I had kept a blog for awhile several months back, but kind of abandoned it. I tried to return to it a few days ago, but I forgot all my usernames and passwords and couldn’t get back in, so I guess my old blog has found its way to the internet equivalent of the dead letter office. Ah, well, I’m hoping this will be a better experience for you and me both.

A little background. I’m an advertising developer whose forte is in radio. I worked for several years as a DJ and Production guy, writing, producing and voicing radio spots. In 2005, I started my own production company, Slater’s Garage Ads & Audio. The name is an homage to a garage my family owns in upstate New York. They repair cars, I repair advertising. I still predominantly do radio ads and other audio production. But this year, I discovered video — particularly online video sites like YouTube — and am gradually learning the power these sites have to bring Brands and Consumers together.

I think there’s something happening online, and I think Brands need to be aware of it. Other marketing gurus have blogged about it before, but it bears repeating. People are talking about you. Good stories (hopefully), bad stories, sharing experiences with your product, or your store… Don’t believe me? Google yourself. I bet you’ll be surprised at what you find. And due to the nature of blogs and the internet, more people than ever are paying attention to the stories being told. It’s exciting, dontcha think?

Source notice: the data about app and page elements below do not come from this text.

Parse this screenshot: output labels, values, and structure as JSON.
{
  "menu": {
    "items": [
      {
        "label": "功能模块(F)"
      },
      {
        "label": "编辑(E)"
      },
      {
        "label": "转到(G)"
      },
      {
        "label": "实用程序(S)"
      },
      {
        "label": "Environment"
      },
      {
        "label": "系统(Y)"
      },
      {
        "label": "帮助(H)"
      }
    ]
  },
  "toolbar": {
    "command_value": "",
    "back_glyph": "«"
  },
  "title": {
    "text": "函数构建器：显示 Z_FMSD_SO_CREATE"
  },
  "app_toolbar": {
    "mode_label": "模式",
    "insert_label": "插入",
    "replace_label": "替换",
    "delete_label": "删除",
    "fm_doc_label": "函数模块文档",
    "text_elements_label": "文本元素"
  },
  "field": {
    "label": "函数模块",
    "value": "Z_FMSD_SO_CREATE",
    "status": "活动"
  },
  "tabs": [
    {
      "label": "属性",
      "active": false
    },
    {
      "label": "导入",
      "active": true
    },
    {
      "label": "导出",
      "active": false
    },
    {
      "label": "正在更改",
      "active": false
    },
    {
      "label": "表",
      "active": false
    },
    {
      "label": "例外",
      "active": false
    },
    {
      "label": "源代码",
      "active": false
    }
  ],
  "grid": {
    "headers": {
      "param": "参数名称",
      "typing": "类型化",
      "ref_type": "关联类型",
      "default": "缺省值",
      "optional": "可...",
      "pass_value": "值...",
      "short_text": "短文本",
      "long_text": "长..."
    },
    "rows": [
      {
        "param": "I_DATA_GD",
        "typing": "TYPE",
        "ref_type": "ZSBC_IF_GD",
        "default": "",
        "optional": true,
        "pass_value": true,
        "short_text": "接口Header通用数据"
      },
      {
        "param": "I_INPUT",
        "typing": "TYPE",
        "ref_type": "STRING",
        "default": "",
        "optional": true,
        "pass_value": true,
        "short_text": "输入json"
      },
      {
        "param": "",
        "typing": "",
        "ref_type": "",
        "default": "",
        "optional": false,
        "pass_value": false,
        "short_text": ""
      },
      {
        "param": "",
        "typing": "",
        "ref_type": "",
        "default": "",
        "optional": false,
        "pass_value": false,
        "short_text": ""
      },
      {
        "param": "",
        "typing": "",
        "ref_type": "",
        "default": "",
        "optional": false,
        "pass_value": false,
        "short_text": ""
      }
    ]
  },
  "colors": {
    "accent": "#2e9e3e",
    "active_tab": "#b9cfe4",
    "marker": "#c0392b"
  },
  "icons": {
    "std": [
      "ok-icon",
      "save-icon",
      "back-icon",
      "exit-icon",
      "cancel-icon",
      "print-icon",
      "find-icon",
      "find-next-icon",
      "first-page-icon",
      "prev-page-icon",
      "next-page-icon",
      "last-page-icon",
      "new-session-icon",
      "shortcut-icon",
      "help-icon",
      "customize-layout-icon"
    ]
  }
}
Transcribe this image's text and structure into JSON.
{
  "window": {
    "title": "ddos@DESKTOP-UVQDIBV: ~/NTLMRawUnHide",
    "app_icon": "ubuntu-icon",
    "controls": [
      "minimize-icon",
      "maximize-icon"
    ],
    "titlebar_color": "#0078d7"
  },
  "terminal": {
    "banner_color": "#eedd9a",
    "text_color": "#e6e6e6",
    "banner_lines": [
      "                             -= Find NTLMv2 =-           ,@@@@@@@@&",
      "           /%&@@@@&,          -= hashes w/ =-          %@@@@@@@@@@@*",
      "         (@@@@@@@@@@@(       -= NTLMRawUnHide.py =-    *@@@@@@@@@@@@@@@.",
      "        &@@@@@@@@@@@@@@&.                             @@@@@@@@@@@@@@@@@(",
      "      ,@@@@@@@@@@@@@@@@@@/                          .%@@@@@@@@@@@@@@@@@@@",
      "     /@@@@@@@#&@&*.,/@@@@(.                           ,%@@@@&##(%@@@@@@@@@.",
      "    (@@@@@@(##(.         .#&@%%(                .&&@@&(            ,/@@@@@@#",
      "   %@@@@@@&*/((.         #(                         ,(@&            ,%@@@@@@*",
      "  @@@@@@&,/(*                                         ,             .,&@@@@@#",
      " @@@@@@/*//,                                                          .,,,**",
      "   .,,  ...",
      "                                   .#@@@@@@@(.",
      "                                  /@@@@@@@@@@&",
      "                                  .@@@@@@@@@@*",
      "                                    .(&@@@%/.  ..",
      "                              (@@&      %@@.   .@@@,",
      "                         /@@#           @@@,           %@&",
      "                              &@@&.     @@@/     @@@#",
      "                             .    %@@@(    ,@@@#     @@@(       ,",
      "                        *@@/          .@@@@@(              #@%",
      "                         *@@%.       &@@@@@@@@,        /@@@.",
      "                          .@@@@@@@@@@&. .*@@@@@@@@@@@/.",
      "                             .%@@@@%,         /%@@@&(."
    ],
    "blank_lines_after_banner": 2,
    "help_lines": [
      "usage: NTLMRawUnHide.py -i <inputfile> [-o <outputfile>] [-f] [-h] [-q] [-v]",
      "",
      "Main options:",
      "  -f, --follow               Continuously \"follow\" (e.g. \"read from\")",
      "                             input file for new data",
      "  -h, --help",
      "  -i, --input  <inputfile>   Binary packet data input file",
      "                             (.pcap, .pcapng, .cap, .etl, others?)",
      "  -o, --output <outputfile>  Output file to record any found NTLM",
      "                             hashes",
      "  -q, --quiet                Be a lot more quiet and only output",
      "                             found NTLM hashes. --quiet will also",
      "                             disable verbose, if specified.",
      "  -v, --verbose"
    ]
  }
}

As I move forward in this new blog adventure, I hope to share some of my own experiences exploring this new medium (well, new to me, anyway), and document my learning as I go. It really is a lot of fun, and I’d love to bring you along.